Exercise details. Set the records down again. Match every line exactly.

(Excerpts from an interface dataset)
——————
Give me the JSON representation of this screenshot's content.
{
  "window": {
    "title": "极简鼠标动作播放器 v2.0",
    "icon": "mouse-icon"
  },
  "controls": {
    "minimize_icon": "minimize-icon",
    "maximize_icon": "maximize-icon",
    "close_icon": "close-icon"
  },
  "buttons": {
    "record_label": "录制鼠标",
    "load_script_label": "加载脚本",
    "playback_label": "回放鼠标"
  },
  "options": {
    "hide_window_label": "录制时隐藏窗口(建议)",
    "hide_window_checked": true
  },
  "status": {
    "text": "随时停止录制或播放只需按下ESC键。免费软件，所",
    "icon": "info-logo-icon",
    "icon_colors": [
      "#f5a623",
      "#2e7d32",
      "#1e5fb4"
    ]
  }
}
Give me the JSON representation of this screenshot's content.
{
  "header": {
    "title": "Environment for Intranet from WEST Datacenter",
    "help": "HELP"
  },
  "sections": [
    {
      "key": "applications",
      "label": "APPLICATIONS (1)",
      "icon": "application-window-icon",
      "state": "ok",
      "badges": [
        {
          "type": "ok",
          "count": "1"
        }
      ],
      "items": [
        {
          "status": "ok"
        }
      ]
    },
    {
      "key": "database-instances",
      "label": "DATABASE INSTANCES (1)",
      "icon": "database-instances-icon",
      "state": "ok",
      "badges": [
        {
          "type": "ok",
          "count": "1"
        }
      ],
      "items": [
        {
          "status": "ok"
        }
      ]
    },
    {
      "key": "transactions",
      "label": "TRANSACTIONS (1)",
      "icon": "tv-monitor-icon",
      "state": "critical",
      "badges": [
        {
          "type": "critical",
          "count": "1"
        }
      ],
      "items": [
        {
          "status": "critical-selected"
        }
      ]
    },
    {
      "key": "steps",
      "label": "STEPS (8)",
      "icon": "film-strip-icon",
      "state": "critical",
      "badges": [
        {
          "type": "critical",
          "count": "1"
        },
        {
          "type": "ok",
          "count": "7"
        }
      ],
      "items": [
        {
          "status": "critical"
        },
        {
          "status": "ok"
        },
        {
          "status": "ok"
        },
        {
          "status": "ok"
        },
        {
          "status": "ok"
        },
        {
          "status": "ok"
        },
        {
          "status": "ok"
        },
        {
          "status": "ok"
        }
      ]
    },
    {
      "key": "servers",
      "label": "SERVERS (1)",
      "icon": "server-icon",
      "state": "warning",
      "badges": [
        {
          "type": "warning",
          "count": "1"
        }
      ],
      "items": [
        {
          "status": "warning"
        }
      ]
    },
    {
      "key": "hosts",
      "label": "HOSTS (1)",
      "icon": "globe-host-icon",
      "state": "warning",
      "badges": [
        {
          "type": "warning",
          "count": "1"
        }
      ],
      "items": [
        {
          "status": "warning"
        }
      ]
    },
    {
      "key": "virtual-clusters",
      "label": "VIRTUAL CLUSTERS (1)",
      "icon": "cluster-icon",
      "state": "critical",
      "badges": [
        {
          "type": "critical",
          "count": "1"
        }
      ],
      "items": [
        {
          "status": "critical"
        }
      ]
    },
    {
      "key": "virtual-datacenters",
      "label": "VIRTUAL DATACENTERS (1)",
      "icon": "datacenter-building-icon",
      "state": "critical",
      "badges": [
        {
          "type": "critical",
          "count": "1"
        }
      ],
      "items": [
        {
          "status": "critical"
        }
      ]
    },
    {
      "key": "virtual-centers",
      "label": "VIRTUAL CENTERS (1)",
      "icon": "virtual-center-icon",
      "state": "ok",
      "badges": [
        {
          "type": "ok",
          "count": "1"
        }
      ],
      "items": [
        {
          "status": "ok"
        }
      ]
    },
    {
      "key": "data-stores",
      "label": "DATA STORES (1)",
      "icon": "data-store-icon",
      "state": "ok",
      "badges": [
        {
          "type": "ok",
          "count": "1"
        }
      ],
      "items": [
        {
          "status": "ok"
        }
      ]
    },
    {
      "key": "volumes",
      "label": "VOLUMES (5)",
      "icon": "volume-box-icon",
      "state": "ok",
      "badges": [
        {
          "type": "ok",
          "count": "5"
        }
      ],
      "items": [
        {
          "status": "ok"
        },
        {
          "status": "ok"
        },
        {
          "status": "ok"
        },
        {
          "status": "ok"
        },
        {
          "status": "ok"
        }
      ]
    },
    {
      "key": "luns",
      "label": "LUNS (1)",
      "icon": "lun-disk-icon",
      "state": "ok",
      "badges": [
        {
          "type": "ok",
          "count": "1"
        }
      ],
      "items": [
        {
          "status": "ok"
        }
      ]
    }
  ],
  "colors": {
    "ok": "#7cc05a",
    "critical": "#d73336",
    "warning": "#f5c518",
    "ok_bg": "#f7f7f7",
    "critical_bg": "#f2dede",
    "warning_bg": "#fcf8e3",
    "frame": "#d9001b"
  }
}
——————
Solution below.
Give me the JSON representation of this screenshot's content.
{
  "window": {
    "title": "极简鼠标动作播放器 v2.0",
    "icon": "mouse-icon"
  },
  "controls": {
    "minimize_icon": "minimize-icon",
    "maximize_icon": "maximize-icon",
    "close_icon": "close-icon"
  },
  "buttons": {
    "record_label": "录制鼠标",
    "load_script_label": "加载脚本",
    "playback_label": "回放鼠标"
  },
  "options": {
    "hide_window_label": "录制时隐藏窗口(建议)",
    "hide_window_checked": true
  },
  "status": {
    "text": "随时停止录制或播放只需按下ESC键。免费软件，所",
    "icon": "info-logo-icon",
    "icon_colors": [
      "#f5a623",
      "#2e7d32",
      "#1e5fb4"
    ]
  }
}
Give me the JSON representation of this screenshot's content.
{
  "header": {
    "title": "Environment for Intranet from WEST Datacenter",
    "help": "HELP"
  },
  "sections": [
    {
      "key": "applications",
      "label": "APPLICATIONS (1)",
      "icon": "application-window-icon",
      "state": "ok",
      "badges": [
        {
          "type": "ok",
          "count": "1"
        }
      ],
      "items": [
        {
          "status": "ok"
        }
      ]
    },
    {
      "key": "database-instances",
      "label": "DATABASE INSTANCES (1)",
      "icon": "database-instances-icon",
      "state": "ok",
      "badges": [
        {
          "type": "ok",
          "count": "1"
        }
      ],
      "items": [
        {
          "status": "ok"
        }
      ]
    },
    {
      "key": "transactions",
      "label": "TRANSACTIONS (1)",
      "icon": "tv-monitor-icon",
      "state": "critical",
      "badges": [
        {
          "type": "critical",
          "count": "1"
        }
      ],
      "items": [
        {
          "status": "critical-selected"
        }
      ]
    },
    {
      "key": "steps",
      "label": "STEPS (8)",
      "icon": "film-strip-icon",
      "state": "critical",
      "badges": [
        {
          "type": "critical",
          "count": "1"
        },
        {
          "type": "ok",
          "count": "7"
        }
      ],
      "items": [
        {
          "status": "critical"
        },
        {
          "status": "ok"
        },
        {
          "status": "ok"
        },
        {
          "status": "ok"
        },
        {
          "status": "ok"
        },
        {
          "status": "ok"
        },
        {
          "status": "ok"
        },
        {
          "status": "ok"
        }
      ]
    },
    {
      "key": "servers",
      "label": "SERVERS (1)",
      "icon": "server-icon",
      "state": "warning",
      "badges": [
        {
          "type": "warning",
          "count": "1"
        }
      ],
      "items": [
        {
          "status": "warning"
        }
      ]
    },
    {
      "key": "hosts",
      "label": "HOSTS (1)",
      "icon": "globe-host-icon",
      "state": "warning",
      "badges": [
        {
          "type": "warning",
          "count": "1"
        }
      ],
      "items": [
        {
          "status": "warning"
        }
      ]
    },
    {
      "key": "virtual-clusters",
      "label": "VIRTUAL CLUSTERS (1)",
      "icon": "cluster-icon",
      "state": "critical",
      "badges": [
        {
          "type": "critical",
          "count": "1"
        }
      ],
      "items": [
        {
          "status": "critical"
        }
      ]
    },
    {
      "key": "virtual-datacenters",
      "label": "VIRTUAL DATACENTERS (1)",
      "icon": "datacenter-building-icon",
      "state": "critical",
      "badges": [
        {
          "type": "critical",
          "count": "1"
        }
      ],
      "items": [
        {
          "status": "critical"
        }
      ]
    },
    {
      "key": "virtual-centers",
      "label": "VIRTUAL CENTERS (1)",
      "icon": "virtual-center-icon",
      "state": "ok",
      "badges": [
        {
          "type": "ok",
          "count": "1"
        }
      ],
      "items": [
        {
          "status": "ok"
        }
      ]
    },
    {
      "key": "data-stores",
      "label": "DATA STORES (1)",
      "icon": "data-store-icon",
      "state": "ok",
      "badges": [
        {
          "type": "ok",
          "count": "1"
        }
      ],
      "items": [
        {
          "status": "ok"
        }
      ]
    },
    {
      "key": "volumes",
      "label": "VOLUMES (5)",
      "icon": "volume-box-icon",
      "state": "ok",
      "badges": [
        {
          "type": "ok",
          "count": "5"
        }
      ],
      "items": [
        {
          "status": "ok"
        },
        {
          "status": "ok"
        },
        {
          "status": "ok"
        },
        {
          "status": "ok"
        },
        {
          "status": "ok"
        }
      ]
    },
    {
      "key": "luns",
      "label": "LUNS (1)",
      "icon": "lun-disk-icon",
      "state": "ok",
      "badges": [
        {
          "type": "ok",
          "count": "1"
        }
      ],
      "items": [
        {
          "status": "ok"
        }
      ]
    }
  ],
  "colors": {
    "ok": "#7cc05a",
    "critical": "#d73336",
    "warning": "#f5c518",
    "ok_bg": "#f7f7f7",
    "critical_bg": "#f2dede",
    "warning_bg": "#fcf8e3",
    "frame": "#d9001b"
  }
}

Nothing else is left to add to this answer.